§ **What to produce**:
Lines in which "letters" appears should be pulled from the data below.

Element data from apps and pages:
*** Begin section ***

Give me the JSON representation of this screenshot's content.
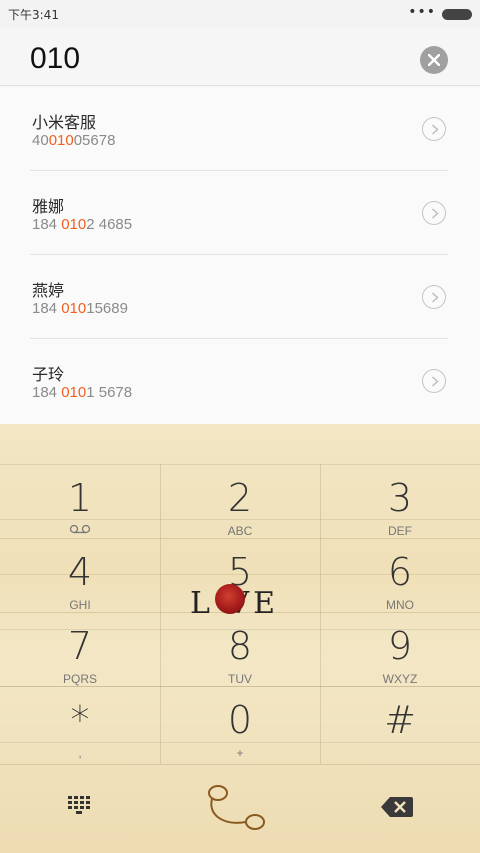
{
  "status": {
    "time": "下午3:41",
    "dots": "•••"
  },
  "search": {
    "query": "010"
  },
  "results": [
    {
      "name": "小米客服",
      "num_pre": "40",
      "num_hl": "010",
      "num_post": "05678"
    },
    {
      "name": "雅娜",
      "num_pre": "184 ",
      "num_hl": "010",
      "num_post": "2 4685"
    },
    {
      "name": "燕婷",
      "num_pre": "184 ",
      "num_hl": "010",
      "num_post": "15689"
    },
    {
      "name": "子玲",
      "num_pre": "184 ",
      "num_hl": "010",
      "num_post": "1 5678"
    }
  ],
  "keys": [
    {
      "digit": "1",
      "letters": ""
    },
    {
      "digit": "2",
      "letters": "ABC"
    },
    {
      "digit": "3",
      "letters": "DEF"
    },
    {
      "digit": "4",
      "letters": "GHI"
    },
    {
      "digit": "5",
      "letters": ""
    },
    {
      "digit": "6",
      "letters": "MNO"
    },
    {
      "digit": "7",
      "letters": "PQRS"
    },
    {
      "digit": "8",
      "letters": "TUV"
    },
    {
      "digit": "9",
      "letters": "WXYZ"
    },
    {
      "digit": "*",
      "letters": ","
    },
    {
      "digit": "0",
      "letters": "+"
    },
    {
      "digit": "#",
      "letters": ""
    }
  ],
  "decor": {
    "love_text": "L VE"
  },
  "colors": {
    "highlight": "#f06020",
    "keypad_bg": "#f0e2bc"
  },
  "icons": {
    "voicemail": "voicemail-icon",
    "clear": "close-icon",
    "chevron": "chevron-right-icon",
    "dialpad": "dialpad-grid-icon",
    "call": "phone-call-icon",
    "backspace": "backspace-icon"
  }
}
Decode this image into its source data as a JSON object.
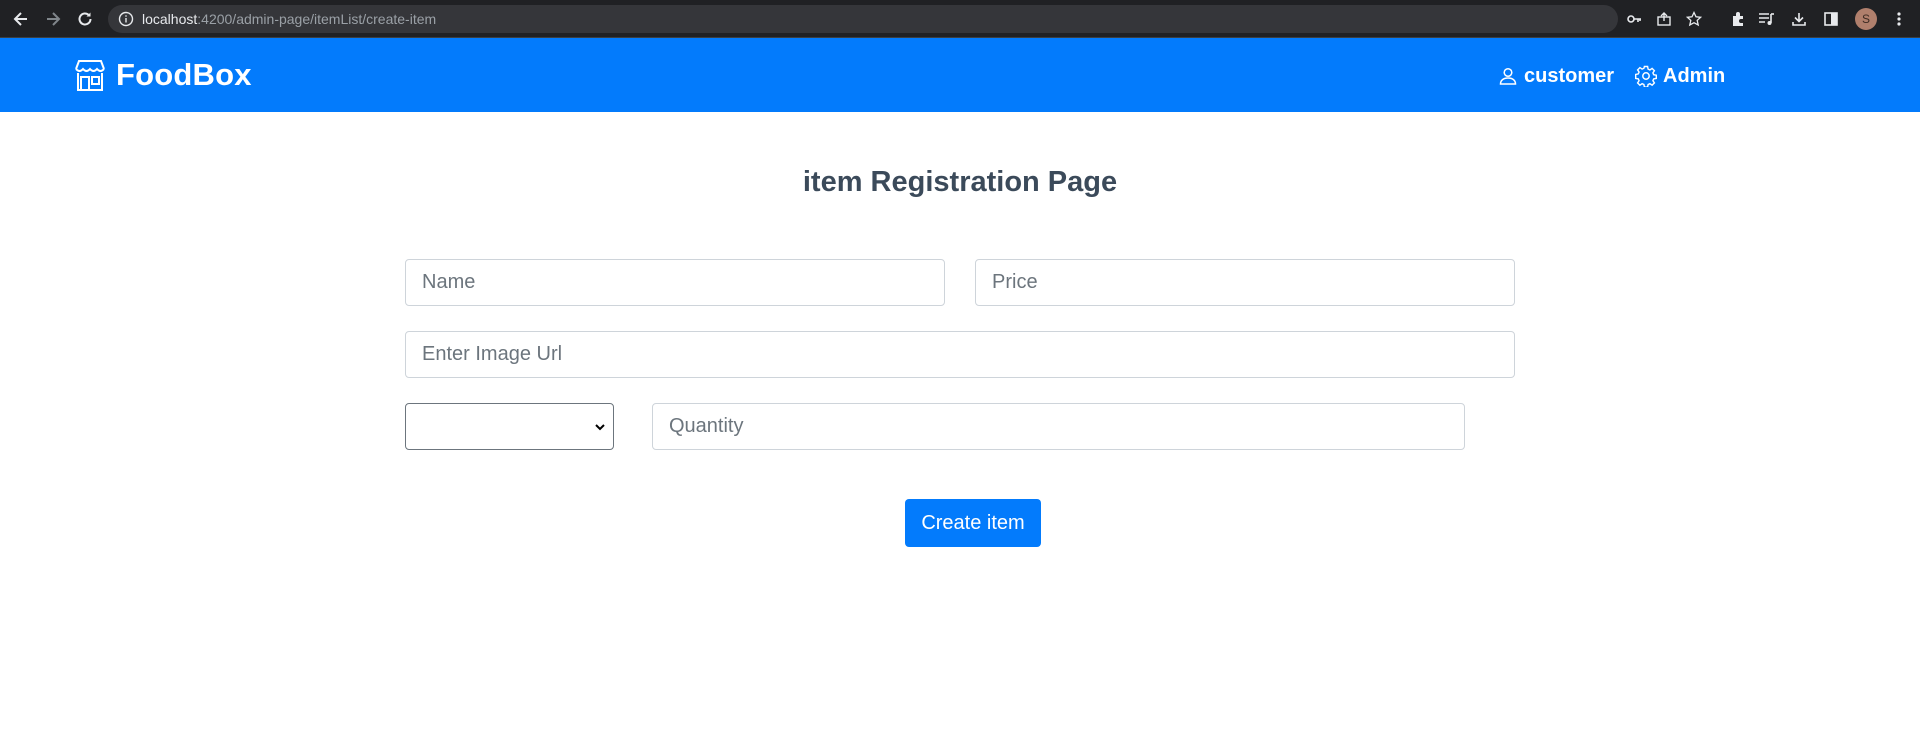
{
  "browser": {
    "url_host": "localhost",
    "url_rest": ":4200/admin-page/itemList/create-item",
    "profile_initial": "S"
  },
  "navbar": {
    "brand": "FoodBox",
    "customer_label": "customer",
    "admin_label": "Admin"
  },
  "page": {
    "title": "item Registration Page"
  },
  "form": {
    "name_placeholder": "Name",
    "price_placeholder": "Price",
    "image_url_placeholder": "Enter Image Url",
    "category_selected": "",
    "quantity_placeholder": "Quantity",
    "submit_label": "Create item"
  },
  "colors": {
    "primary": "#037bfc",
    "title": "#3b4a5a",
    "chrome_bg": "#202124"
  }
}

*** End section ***

§ **Result**:
      "letters": ""
      "letters": "ABC"
      "letters": "DEF"
      "letters": "GHI"
      "letters": ""
      "letters": "MNO"
      "letters": "PQRS"
      "letters": "TUV"
      "letters": "WXYZ"
      "letters": ","
      "letters": "+"
      "letters": ""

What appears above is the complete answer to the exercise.